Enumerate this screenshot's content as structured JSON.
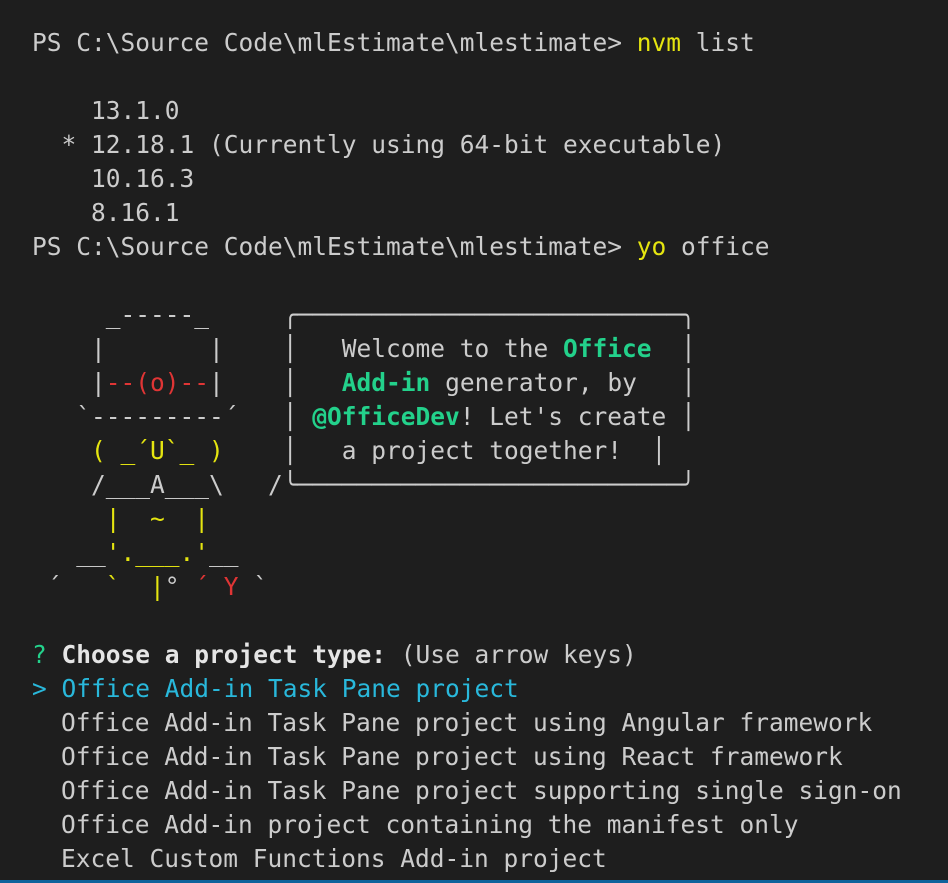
{
  "prompt1": {
    "path": "PS C:\\Source Code\\mlEstimate\\mlestimate> ",
    "cmd": "nvm",
    "args": " list"
  },
  "nvm_versions": [
    "    13.1.0",
    "  * 12.18.1 (Currently using 64-bit executable)",
    "    10.16.3",
    "    8.16.1"
  ],
  "prompt2": {
    "path": "PS C:\\Source Code\\mlEstimate\\mlestimate> ",
    "cmd": "yo",
    "args": " office"
  },
  "yeoman": {
    "l1": "     _-----_     ╭──────────────────────────╮",
    "l2a": "    |       |    │   Welcome to the ",
    "l2b": "Office",
    "l2c": "  │",
    "l3a": "    |",
    "l3b": "--(o)--",
    "l3c": "|    │   ",
    "l3d": "Add-in",
    "l3e": " generator, by   │",
    "l4a": "   `---------´   │ ",
    "l4b": "@OfficeDev",
    "l4c": "! Let's create │",
    "l5a": "    ",
    "l5b": "( _´U`_ )",
    "l5c": "    │   a project together!  │",
    "l6": "    /___A___\\   /╰──────────────────────────╯",
    "l7a": "     ",
    "l7b": "|  ~  |",
    "l8a": "   __",
    "l8b": "'.___.'",
    "l8c": "__",
    "l9a": " ´   ",
    "l9b": "`  |",
    "l9c": "° ",
    "l9d": "´ Y",
    "l9e": " `"
  },
  "question": {
    "mark": "? ",
    "label": "Choose a project type:",
    "hint": " (Use arrow keys)"
  },
  "options": [
    {
      "label": "Office Add-in Task Pane project",
      "selected": true
    },
    {
      "label": "Office Add-in Task Pane project using Angular framework",
      "selected": false
    },
    {
      "label": "Office Add-in Task Pane project using React framework",
      "selected": false
    },
    {
      "label": "Office Add-in Task Pane project supporting single sign-on",
      "selected": false
    },
    {
      "label": "Office Add-in project containing the manifest only",
      "selected": false
    },
    {
      "label": "Excel Custom Functions Add-in project",
      "selected": false
    }
  ],
  "pointer": "> ",
  "colors": {
    "background": "#1e1e1e",
    "text": "#cccccc",
    "command": "#e5e510",
    "accent_green": "#23d18b",
    "selected": "#29b8db",
    "red": "#e03535"
  }
}
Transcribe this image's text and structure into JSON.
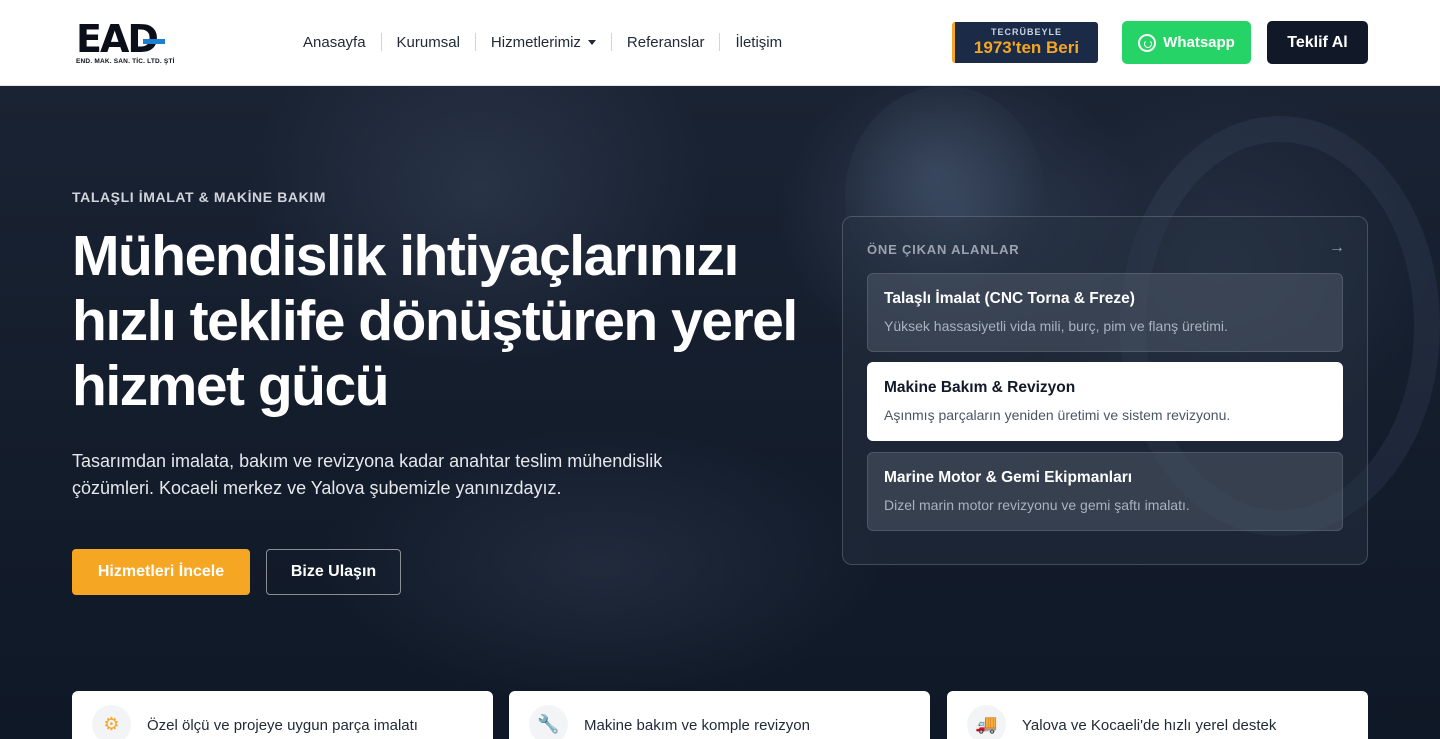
{
  "brand": {
    "logo_text": "EAD",
    "logo_subtext": "END. MAK. SAN. TİC. LTD. ŞTİ"
  },
  "nav": {
    "items": [
      {
        "label": "Anasayfa"
      },
      {
        "label": "Kurumsal"
      },
      {
        "label": "Hizmetlerimiz"
      },
      {
        "label": "Referanslar"
      },
      {
        "label": "İletişim"
      }
    ]
  },
  "header_actions": {
    "experience_top": "TECRÜBEYLE",
    "experience_bottom": "1973'ten Beri",
    "whatsapp_label": "Whatsapp",
    "quote_label": "Teklif Al"
  },
  "hero": {
    "eyebrow": "TALAŞLI İMALAT & MAKİNE BAKIM",
    "headline": "Mühendislik ihtiyaçlarınızı hızlı teklife dönüştüren yerel hizmet gücü",
    "lead": "Tasarımdan imalata, bakım ve revizyona kadar anahtar teslim mühendislik çözümleri. Kocaeli merkez ve Yalova şubemizle yanınızdayız.",
    "primary_button": "Hizmetleri İncele",
    "secondary_button": "Bize Ulaşın"
  },
  "featured": {
    "title": "ÖNE ÇIKAN ALANLAR",
    "arrow": "→",
    "items": [
      {
        "title": "Talaşlı İmalat (CNC Torna & Freze)",
        "desc": "Yüksek hassasiyetli vida mili, burç, pim ve flanş üretimi."
      },
      {
        "title": "Makine Bakım & Revizyon",
        "desc": "Aşınmış parçaların yeniden üretimi ve sistem revizyonu."
      },
      {
        "title": "Marine Motor & Gemi Ekipmanları",
        "desc": "Dizel marin motor revizyonu ve gemi şaftı imalatı."
      }
    ]
  },
  "features": [
    {
      "icon": "gear-icon",
      "label": "Özel ölçü ve projeye uygun parça imalatı"
    },
    {
      "icon": "wrench-icon",
      "label": "Makine bakım ve komple revizyon"
    },
    {
      "icon": "truck-icon",
      "label": "Yalova ve Kocaeli'de hızlı yerel destek"
    }
  ],
  "colors": {
    "accent": "#f5a623",
    "whatsapp": "#25d366",
    "dark": "#111827"
  }
}
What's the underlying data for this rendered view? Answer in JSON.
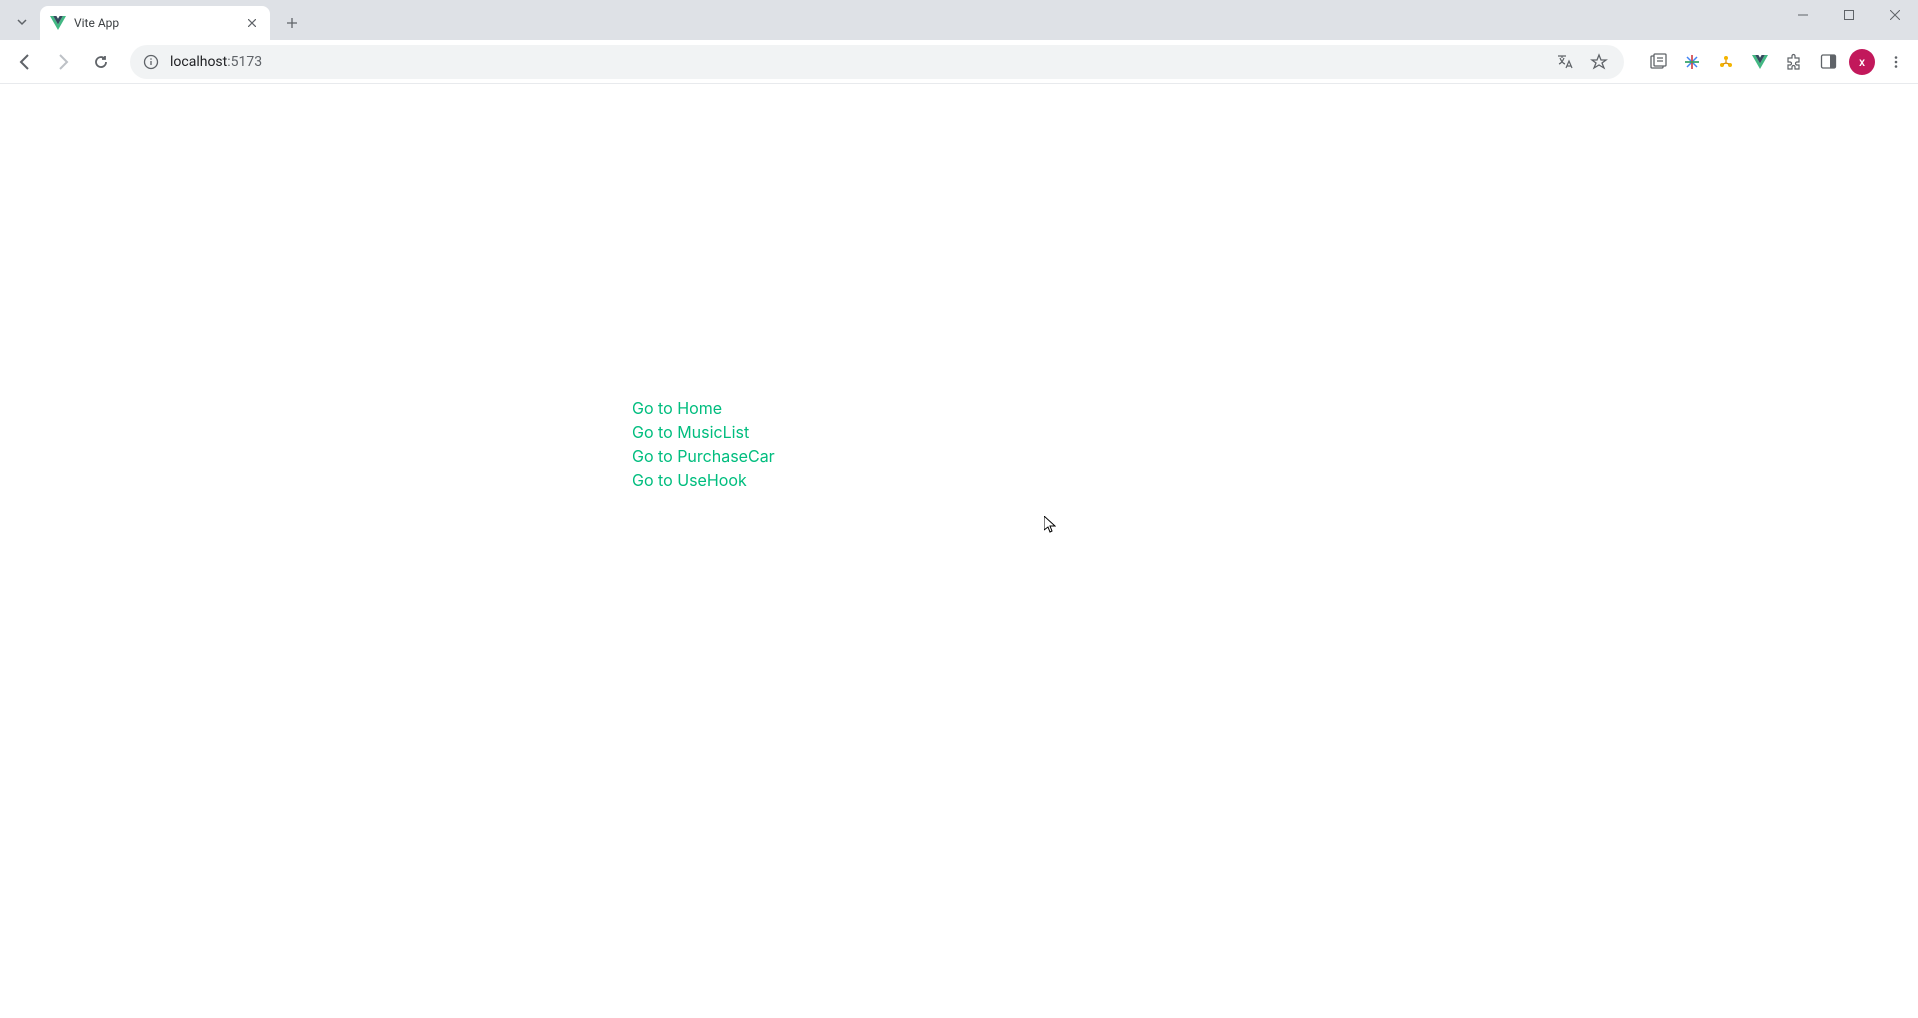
{
  "browser": {
    "tab": {
      "title": "Vite App"
    },
    "url": {
      "host": "localhost",
      "port": ":5173"
    },
    "profile_initial": "x"
  },
  "page": {
    "links": [
      "Go to Home",
      "Go to MusicList",
      "Go to PurchaseCar",
      "Go to UseHook"
    ]
  }
}
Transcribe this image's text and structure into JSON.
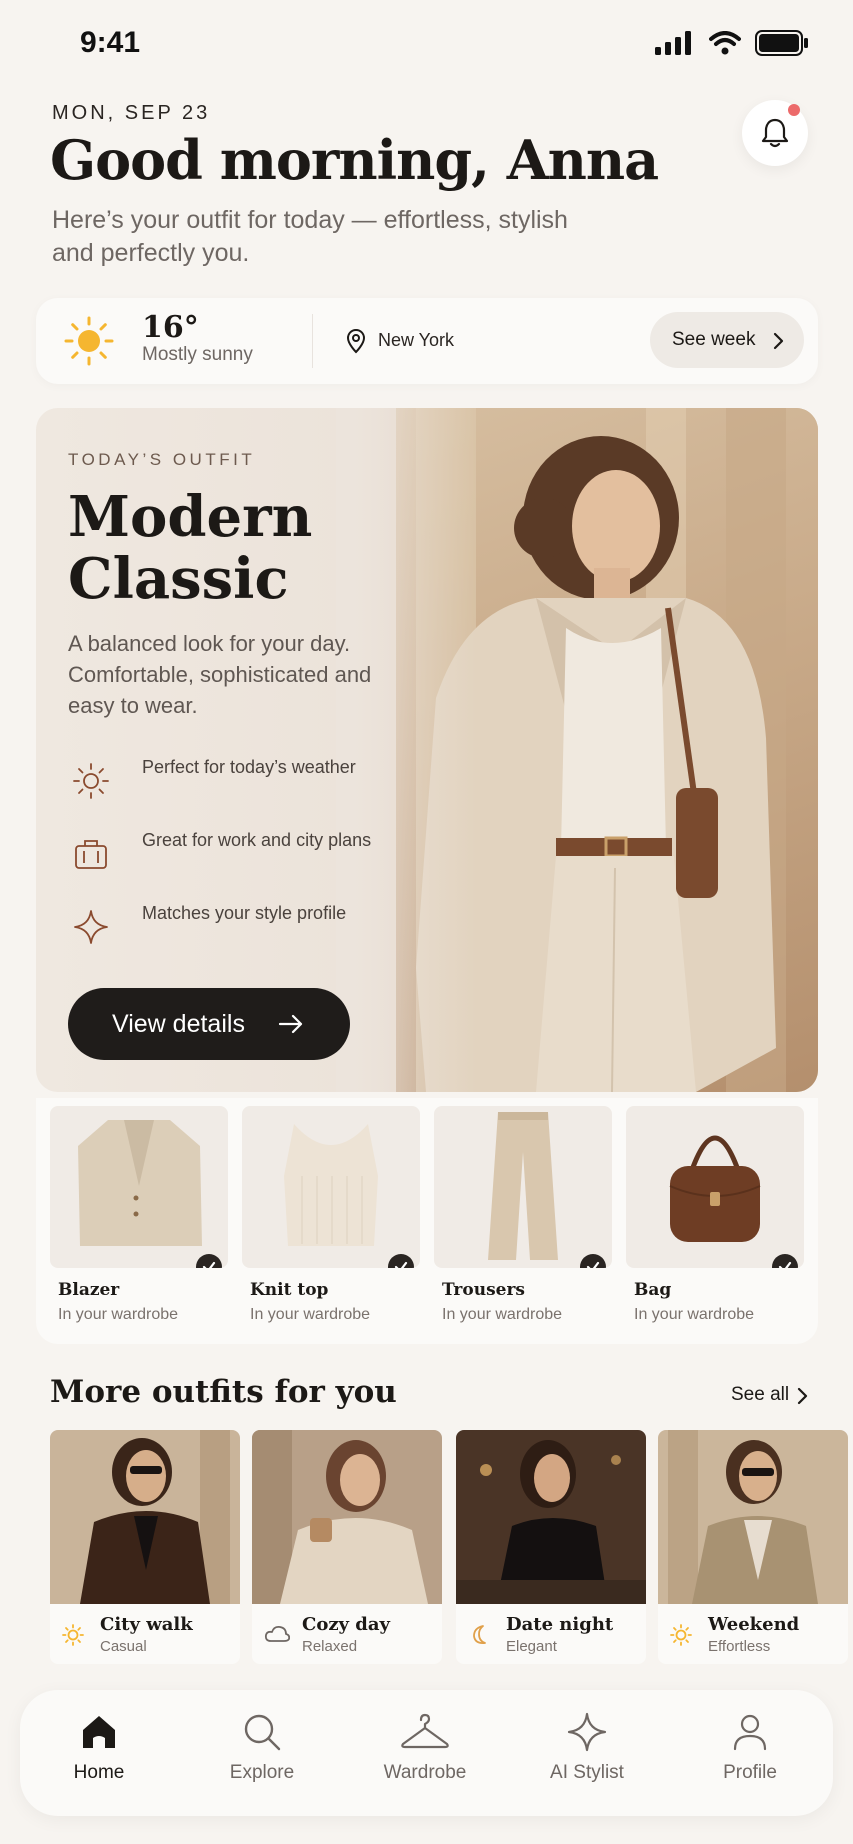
{
  "status_bar": {
    "time": "9:41"
  },
  "header": {
    "date": "MON, SEP 23",
    "greeting": "Good morning, Anna",
    "subtitle": "Here’s your outfit for today — effortless, stylish and perfectly you."
  },
  "weather": {
    "temperature": "16°",
    "condition": "Mostly sunny",
    "location": "New York",
    "see_week_label": "See week"
  },
  "todays_outfit": {
    "eyebrow": "TODAY’S OUTFIT",
    "name": "Modern Classic",
    "description": "A balanced look for your day. Comfortable, sophisticated and easy to wear.",
    "features": [
      {
        "icon": "sun-icon",
        "text": "Perfect for today’s weather"
      },
      {
        "icon": "briefcase-icon",
        "text": "Great for work and city plans"
      },
      {
        "icon": "sparkle-icon",
        "text": "Matches your style profile"
      }
    ],
    "cta_label": "View details"
  },
  "wardrobe_items": [
    {
      "name": "Blazer",
      "status": "In your wardrobe"
    },
    {
      "name": "Knit top",
      "status": "In your wardrobe"
    },
    {
      "name": "Trousers",
      "status": "In your wardrobe"
    },
    {
      "name": "Bag",
      "status": "In your wardrobe"
    }
  ],
  "more_outfits": {
    "title": "More outfits for you",
    "see_all_label": "See all",
    "items": [
      {
        "title": "City walk",
        "subtitle": "Casual",
        "icon": "sun-icon"
      },
      {
        "title": "Cozy day",
        "subtitle": "Relaxed",
        "icon": "cloud-icon"
      },
      {
        "title": "Date night",
        "subtitle": "Elegant",
        "icon": "moon-icon"
      },
      {
        "title": "Weekend",
        "subtitle": "Effortless",
        "icon": "sun-icon"
      }
    ]
  },
  "bottom_nav": [
    {
      "label": "Home",
      "icon": "home-icon",
      "active": true
    },
    {
      "label": "Explore",
      "icon": "search-icon",
      "active": false
    },
    {
      "label": "Wardrobe",
      "icon": "hanger-icon",
      "active": false
    },
    {
      "label": "AI Stylist",
      "icon": "sparkle-icon",
      "active": false
    },
    {
      "label": "Profile",
      "icon": "user-icon",
      "active": false
    }
  ],
  "colors": {
    "background": "#f7f4f0",
    "accent_sun": "#f5b630",
    "notification_dot": "#ec6a6a",
    "button_dark": "#1f1c1a",
    "feature_icon": "#8a4a2e"
  }
}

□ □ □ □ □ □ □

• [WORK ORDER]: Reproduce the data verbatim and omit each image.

• [SOLVED PROBLEM]:
Enumerate this screenshot's content as structured JSON.
{
  "prompt1": {
    "path": "PS C:\\Source Code\\mlEstimate\\mlestimate> ",
    "cmd": "nvm",
    "args": " list"
  },
  "nvm_versions": [
    "    13.1.0",
    "  * 12.18.1 (Currently using 64-bit executable)",
    "    10.16.3",
    "    8.16.1"
  ],
  "prompt2": {
    "path": "PS C:\\Source Code\\mlEstimate\\mlestimate> ",
    "cmd": "yo",
    "args": " office"
  },
  "yeoman": {
    "l1": "     _-----_     ╭──────────────────────────╮",
    "l2a": "    |       |    │   Welcome to the ",
    "l2b": "Office",
    "l2c": "  │",
    "l3a": "    |",
    "l3b": "--(o)--",
    "l3c": "|    │   ",
    "l3d": "Add-in",
    "l3e": " generator, by   │",
    "l4a": "   `---------´   │ ",
    "l4b": "@OfficeDev",
    "l4c": "! Let's create │",
    "l5a": "    ",
    "l5b": "( _´U`_ )",
    "l5c": "    │   a project together!  │",
    "l6": "    /___A___\\   /╰──────────────────────────╯",
    "l7a": "     ",
    "l7b": "|  ~  |",
    "l8a": "   __",
    "l8b": "'.___.'",
    "l8c": "__",
    "l9a": " ´   ",
    "l9b": "`  |",
    "l9c": "° ",
    "l9d": "´ Y",
    "l9e": " `"
  },
  "question": {
    "mark": "? ",
    "label": "Choose a project type:",
    "hint": " (Use arrow keys)"
  },
  "options": [
    {
      "label": "Office Add-in Task Pane project",
      "selected": true
    },
    {
      "label": "Office Add-in Task Pane project using Angular framework",
      "selected": false
    },
    {
      "label": "Office Add-in Task Pane project using React framework",
      "selected": false
    },
    {
      "label": "Office Add-in Task Pane project supporting single sign-on",
      "selected": false
    },
    {
      "label": "Office Add-in project containing the manifest only",
      "selected": false
    },
    {
      "label": "Excel Custom Functions Add-in project",
      "selected": false
    }
  ],
  "pointer": "> ",
  "colors": {
    "background": "#1e1e1e",
    "text": "#cccccc",
    "command": "#e5e510",
    "accent_green": "#23d18b",
    "selected": "#29b8db",
    "red": "#e03535"
  }
}
Transcribe this image's text and structure into JSON.
{
  "brand": {
    "logo_text": "EAD",
    "logo_subtext": "END. MAK. SAN. TİC. LTD. ŞTİ"
  },
  "nav": {
    "items": [
      {
        "label": "Anasayfa"
      },
      {
        "label": "Kurumsal"
      },
      {
        "label": "Hizmetlerimiz"
      },
      {
        "label": "Referanslar"
      },
      {
        "label": "İletişim"
      }
    ]
  },
  "header_actions": {
    "experience_top": "TECRÜBEYLE",
    "experience_bottom": "1973'ten Beri",
    "whatsapp_label": "Whatsapp",
    "quote_label": "Teklif Al"
  },
  "hero": {
    "eyebrow": "TALAŞLI İMALAT & MAKİNE BAKIM",
    "headline": "Mühendislik ihtiyaçlarınızı hızlı teklife dönüştüren yerel hizmet gücü",
    "lead": "Tasarımdan imalata, bakım ve revizyona kadar anahtar teslim mühendislik çözümleri. Kocaeli merkez ve Yalova şubemizle yanınızdayız.",
    "primary_button": "Hizmetleri İncele",
    "secondary_button": "Bize Ulaşın"
  },
  "featured": {
    "title": "ÖNE ÇIKAN ALANLAR",
    "arrow": "→",
    "items": [
      {
        "title": "Talaşlı İmalat (CNC Torna & Freze)",
        "desc": "Yüksek hassasiyetli vida mili, burç, pim ve flanş üretimi."
      },
      {
        "title": "Makine Bakım & Revizyon",
        "desc": "Aşınmış parçaların yeniden üretimi ve sistem revizyonu."
      },
      {
        "title": "Marine Motor & Gemi Ekipmanları",
        "desc": "Dizel marin motor revizyonu ve gemi şaftı imalatı."
      }
    ]
  },
  "features": [
    {
      "icon": "gear-icon",
      "label": "Özel ölçü ve projeye uygun parça imalatı"
    },
    {
      "icon": "wrench-icon",
      "label": "Makine bakım ve komple revizyon"
    },
    {
      "icon": "truck-icon",
      "label": "Yalova ve Kocaeli'de hızlı yerel destek"
    }
  ],
  "colors": {
    "accent": "#f5a623",
    "whatsapp": "#25d366",
    "dark": "#111827"
  }
}
What's the underlying data for this rendered view? Answer in JSON.
{
  "browser": {
    "tab": {
      "title": "Vite App"
    },
    "url": {
      "host": "localhost",
      "port": ":5173"
    },
    "profile_initial": "x"
  },
  "page": {
    "links": [
      "Go to Home",
      "Go to MusicList",
      "Go to PurchaseCar",
      "Go to UseHook"
    ]
  }
}
Transcribe this image's text and structure into JSON.
{
  "status_bar": {
    "time": "9:41"
  },
  "header": {
    "date": "MON, SEP 23",
    "greeting": "Good morning, Anna",
    "subtitle": "Here’s your outfit for today — effortless, stylish and perfectly you."
  },
  "weather": {
    "temperature": "16°",
    "condition": "Mostly sunny",
    "location": "New York",
    "see_week_label": "See week"
  },
  "todays_outfit": {
    "eyebrow": "TODAY’S OUTFIT",
    "name": "Modern Classic",
    "description": "A balanced look for your day. Comfortable, sophisticated and easy to wear.",
    "features": [
      {
        "icon": "sun-icon",
        "text": "Perfect for today’s weather"
      },
      {
        "icon": "briefcase-icon",
        "text": "Great for work and city plans"
      },
      {
        "icon": "sparkle-icon",
        "text": "Matches your style profile"
      }
    ],
    "cta_label": "View details"
  },
  "wardrobe_items": [
    {
      "name": "Blazer",
      "status": "In your wardrobe"
    },
    {
      "name": "Knit top",
      "status": "In your wardrobe"
    },
    {
      "name": "Trousers",
      "status": "In your wardrobe"
    },
    {
      "name": "Bag",
      "status": "In your wardrobe"
    }
  ],
  "more_outfits": {
    "title": "More outfits for you",
    "see_all_label": "See all",
    "items": [
      {
        "title": "City walk",
        "subtitle": "Casual",
        "icon": "sun-icon"
      },
      {
        "title": "Cozy day",
        "subtitle": "Relaxed",
        "icon": "cloud-icon"
      },
      {
        "title": "Date night",
        "subtitle": "Elegant",
        "icon": "moon-icon"
      },
      {
        "title": "Weekend",
        "subtitle": "Effortless",
        "icon": "sun-icon"
      }
    ]
  },
  "bottom_nav": [
    {
      "label": "Home",
      "icon": "home-icon",
      "active": true
    },
    {
      "label": "Explore",
      "icon": "search-icon",
      "active": false
    },
    {
      "label": "Wardrobe",
      "icon": "hanger-icon",
      "active": false
    },
    {
      "label": "AI Stylist",
      "icon": "sparkle-icon",
      "active": false
    },
    {
      "label": "Profile",
      "icon": "user-icon",
      "active": false
    }
  ],
  "colors": {
    "background": "#f7f4f0",
    "accent_sun": "#f5b630",
    "notification_dot": "#ec6a6a",
    "button_dark": "#1f1c1a",
    "feature_icon": "#8a4a2e"
  }
}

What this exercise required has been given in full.